Is Sugar Bad For Your Skin?
For many of us, indulging in a sugary treat makes us feel good: ice cream on a summer evening, pumpkin pie on Thanksgiving, a nibble of dark chocolate after a long day. And that’s ok. Everything in moderation, as the experts say. Sugar consumption becomes problematic when we overdo it routinely. Think: Heaping scoops of sugar in our coffee and a Danish for breakfast. Candy from the vending machine to fight mid-afternoon fatigue. Dessert every single night. That kind of regular sugar overindulgence can dramatically accelerate skin aging, leading to a prematurely-slack-and-wrinkled complexion.

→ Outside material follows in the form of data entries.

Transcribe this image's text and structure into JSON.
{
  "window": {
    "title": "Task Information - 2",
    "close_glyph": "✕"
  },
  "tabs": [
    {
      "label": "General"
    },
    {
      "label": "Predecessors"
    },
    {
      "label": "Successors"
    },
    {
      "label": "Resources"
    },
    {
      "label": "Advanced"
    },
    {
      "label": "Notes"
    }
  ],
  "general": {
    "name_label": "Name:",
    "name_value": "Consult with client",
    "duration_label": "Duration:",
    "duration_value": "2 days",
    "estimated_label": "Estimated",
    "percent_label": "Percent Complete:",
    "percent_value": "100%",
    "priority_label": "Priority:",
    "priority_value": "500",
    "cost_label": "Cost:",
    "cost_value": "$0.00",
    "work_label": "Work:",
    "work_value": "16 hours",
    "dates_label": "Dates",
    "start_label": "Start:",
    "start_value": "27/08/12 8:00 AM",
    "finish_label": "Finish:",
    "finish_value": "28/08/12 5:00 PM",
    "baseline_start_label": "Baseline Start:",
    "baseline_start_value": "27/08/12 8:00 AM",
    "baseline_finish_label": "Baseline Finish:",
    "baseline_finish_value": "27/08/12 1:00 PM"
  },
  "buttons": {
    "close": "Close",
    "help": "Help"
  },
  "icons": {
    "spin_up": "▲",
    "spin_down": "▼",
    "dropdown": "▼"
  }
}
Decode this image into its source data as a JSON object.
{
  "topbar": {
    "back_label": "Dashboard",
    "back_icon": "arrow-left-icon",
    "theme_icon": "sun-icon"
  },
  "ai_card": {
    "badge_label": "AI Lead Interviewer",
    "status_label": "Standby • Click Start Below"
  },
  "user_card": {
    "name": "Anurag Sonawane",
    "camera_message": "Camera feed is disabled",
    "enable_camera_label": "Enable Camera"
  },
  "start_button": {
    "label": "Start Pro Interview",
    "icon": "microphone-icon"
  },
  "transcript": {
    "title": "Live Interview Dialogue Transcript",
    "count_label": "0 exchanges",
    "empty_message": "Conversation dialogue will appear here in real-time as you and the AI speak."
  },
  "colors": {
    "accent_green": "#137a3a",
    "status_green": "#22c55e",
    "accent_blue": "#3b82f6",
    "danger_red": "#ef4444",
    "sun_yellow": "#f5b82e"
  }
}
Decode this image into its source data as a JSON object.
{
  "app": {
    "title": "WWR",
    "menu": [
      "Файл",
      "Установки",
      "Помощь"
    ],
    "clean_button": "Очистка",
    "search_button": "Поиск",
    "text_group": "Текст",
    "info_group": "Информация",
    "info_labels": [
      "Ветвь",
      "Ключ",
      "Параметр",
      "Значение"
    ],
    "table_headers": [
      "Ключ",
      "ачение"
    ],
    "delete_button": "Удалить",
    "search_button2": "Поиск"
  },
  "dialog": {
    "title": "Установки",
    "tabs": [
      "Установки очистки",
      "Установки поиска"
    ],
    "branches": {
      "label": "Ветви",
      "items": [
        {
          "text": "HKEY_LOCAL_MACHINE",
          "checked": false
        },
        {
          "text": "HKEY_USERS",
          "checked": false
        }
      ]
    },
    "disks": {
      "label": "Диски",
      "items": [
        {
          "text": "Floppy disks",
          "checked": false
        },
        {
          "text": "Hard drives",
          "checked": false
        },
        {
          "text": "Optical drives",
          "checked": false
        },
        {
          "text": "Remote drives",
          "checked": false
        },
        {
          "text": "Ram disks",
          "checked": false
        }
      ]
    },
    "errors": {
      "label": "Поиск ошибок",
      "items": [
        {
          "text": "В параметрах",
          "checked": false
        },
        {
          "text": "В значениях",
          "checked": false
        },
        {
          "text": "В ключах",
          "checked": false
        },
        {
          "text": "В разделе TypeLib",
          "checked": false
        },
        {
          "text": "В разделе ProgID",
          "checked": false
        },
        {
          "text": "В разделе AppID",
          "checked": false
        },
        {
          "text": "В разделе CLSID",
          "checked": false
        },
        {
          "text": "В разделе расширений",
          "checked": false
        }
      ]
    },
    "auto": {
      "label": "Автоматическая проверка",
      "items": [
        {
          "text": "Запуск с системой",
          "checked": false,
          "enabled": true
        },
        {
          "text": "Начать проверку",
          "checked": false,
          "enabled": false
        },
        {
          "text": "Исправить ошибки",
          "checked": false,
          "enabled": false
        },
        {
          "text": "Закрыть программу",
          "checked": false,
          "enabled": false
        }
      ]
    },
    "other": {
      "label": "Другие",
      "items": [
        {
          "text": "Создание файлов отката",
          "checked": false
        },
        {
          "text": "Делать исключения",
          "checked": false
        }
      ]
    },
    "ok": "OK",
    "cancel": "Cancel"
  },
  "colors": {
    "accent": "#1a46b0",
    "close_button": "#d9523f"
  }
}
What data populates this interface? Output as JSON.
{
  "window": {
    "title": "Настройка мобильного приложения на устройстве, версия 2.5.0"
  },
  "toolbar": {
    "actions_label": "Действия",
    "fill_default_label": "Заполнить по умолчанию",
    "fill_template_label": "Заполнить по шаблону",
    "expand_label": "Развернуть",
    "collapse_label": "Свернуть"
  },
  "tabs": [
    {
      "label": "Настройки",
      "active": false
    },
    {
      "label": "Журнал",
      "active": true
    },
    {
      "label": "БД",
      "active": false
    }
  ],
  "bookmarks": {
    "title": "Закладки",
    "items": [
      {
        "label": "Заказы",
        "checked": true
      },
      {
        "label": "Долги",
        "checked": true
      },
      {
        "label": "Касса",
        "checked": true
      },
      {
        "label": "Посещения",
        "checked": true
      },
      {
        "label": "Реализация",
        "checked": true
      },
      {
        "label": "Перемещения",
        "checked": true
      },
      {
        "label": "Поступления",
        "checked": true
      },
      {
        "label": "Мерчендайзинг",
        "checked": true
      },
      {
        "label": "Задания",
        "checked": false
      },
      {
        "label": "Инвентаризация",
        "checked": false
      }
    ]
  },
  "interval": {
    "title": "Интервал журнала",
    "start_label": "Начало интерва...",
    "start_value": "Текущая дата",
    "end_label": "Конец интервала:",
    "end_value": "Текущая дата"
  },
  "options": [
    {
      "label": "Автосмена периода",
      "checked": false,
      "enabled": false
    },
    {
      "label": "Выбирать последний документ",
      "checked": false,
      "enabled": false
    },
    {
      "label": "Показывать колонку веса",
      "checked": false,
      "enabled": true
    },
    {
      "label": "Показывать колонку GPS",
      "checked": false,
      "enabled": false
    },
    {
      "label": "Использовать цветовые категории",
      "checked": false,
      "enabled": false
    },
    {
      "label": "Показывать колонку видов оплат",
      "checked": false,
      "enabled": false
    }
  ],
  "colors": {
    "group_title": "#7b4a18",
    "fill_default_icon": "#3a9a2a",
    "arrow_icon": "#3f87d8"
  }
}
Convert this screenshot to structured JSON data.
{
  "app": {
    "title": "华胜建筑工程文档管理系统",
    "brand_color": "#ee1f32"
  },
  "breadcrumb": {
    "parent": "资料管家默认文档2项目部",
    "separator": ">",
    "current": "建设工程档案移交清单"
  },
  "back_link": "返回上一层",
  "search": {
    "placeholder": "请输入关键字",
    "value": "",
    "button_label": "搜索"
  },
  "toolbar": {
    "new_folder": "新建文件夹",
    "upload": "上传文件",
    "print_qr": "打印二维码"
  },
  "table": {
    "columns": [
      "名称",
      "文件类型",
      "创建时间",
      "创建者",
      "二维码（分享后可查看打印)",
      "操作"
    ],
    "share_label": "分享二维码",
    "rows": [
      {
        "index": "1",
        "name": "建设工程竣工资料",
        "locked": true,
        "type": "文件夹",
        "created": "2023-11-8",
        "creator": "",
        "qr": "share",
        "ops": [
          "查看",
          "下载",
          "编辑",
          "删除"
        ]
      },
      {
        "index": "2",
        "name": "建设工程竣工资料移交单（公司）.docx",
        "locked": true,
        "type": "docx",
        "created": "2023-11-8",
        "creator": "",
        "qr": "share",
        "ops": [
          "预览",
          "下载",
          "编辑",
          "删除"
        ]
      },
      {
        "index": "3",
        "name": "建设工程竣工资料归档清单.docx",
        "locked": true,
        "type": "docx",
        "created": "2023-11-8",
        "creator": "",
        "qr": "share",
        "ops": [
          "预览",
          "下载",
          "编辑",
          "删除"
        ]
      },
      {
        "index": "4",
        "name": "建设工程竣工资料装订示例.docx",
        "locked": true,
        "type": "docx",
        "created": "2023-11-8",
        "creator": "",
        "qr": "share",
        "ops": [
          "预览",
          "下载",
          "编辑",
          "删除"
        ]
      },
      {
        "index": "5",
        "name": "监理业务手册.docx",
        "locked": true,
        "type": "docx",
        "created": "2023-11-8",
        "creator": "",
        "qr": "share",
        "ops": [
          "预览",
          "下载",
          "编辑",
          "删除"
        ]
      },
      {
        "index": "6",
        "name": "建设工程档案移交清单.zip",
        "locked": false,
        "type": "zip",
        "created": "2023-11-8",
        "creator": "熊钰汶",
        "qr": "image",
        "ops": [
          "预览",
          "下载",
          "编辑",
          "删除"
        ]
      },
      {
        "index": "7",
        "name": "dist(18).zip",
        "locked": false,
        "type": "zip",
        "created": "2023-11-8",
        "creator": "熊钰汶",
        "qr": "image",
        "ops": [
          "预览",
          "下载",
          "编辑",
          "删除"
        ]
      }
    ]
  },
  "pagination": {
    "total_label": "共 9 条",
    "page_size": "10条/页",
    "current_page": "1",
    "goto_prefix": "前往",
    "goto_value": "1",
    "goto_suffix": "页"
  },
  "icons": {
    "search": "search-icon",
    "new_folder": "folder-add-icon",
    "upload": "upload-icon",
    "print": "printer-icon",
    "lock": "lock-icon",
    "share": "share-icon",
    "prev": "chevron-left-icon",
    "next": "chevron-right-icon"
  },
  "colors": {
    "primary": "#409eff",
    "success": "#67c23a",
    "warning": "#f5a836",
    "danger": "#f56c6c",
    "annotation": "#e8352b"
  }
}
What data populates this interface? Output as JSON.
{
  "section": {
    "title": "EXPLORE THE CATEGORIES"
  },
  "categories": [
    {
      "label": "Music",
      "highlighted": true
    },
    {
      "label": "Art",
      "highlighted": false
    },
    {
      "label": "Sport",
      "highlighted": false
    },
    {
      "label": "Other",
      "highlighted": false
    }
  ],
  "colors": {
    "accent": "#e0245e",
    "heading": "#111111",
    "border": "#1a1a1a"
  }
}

Here’s what you need to know to prevent sugar-aging and protect your skin.
Why sugar ages your skin
After you eat something sugary, the sugar in your bloodstream attaches itself to healthy proteins, creating new molecules called advanced glycation end products—a.k.a AGEs. (This process is known as “glycation.”) And the more AGEs you acquire, the more damage these new molecules inflict on surrounding healthy proteins—including the skin’s collagen and elastin. The result: Elastin and collagen become brittle and deflated, respectively, and the skin begins to sag and crease.
Damaged collagen and elastin isn’t, however, the only negative effect of a high-sugar diet. Glycation also affects your skin’s integrity in other ways, including modifying the type of collagen you do have. There are three types of collagen (Type I, II and III) in your body, and Type III is the strongest. But the process of glycation breaks down the Type III you have, effectively turning it into Type I. So, even though you may still have the same collagen count, it’s been weakened, and that makes your skin more apt to sag.
Finally, the accumulation of AGEs can hinder your skin's natural ability to fight free radicals and render skin more vulnerable to environmental damage from UV rays and pollution.
Four ways to stop sugar-aging
In short, sugar can really wreak havoc on aging skin. So, what can you do?
Fortunately, a lot.
- Cut back on sugar: Seems obvious, but simply becoming conscious of your sugar intake—and trying to scale back—helps. As a general rule, many nutritionists suggest limiting added sugar (e.g. skip it in your coffee, forego daily dessert). And be especially wary of high fructose corn syrup, which has been shown to be the most potent trigger of AGEs.
- Drink more water: Water won’t exactly “dilute” your sugar intake, per say, but being well-hydrated may help offset some of the negative effects of glycation. Aiming for 64 ounces is the goal, though you don’t have to drink all of your water. Water-rich foods like the watermelon, citrus fruits, cucumber, lettuce, celery, and tomatoes can also help keep you hydrated.
- Prioritize sleep: Our skin repairs and regenerates itself overnight, so getting plenty of shuteye (around 8 hours per night) is one way to counteract the damaging impact of glycation, ensuring skin has the time it needs to heal and rebuild during a daily, 24-hour cycle.
- Up your antioxidant intake: Because glycation inhibits your skin’s natural antioxidant properties, loading up on antioxidants—both in your diet and topically—is a smart defensive strategy. In addition to shielding your skin from environmental damage, there is also some evidence that antioxidants may inhibit sugar’s ability to attach to collagen and elastin in the first place. Antioxidant-rich foods include leafy greens like spinach and kale, blueberries and strawberries, grapes, nuts like pecans, sweet potatoes and many kinds of tea.
And topically, Neolastin’s three formulas—Face & Neck Regenerative Serum; Rejuvenate & Hydrate Moisturizing Cream; and the Revitalize & Firm Eye Cream—all contain polyphenols that act as powerful antioxidants. The polyphenols will scavenge for free radicals, trapping them and preventing them from invading skin cells and causing damage. Think of daily application of Neolastin Skincare like employing a bodyguard for your collagen and elastin.
Learn more about Neolastin’s unique science, and the secret to protecting and repairing your skin’s collagen and elastin here.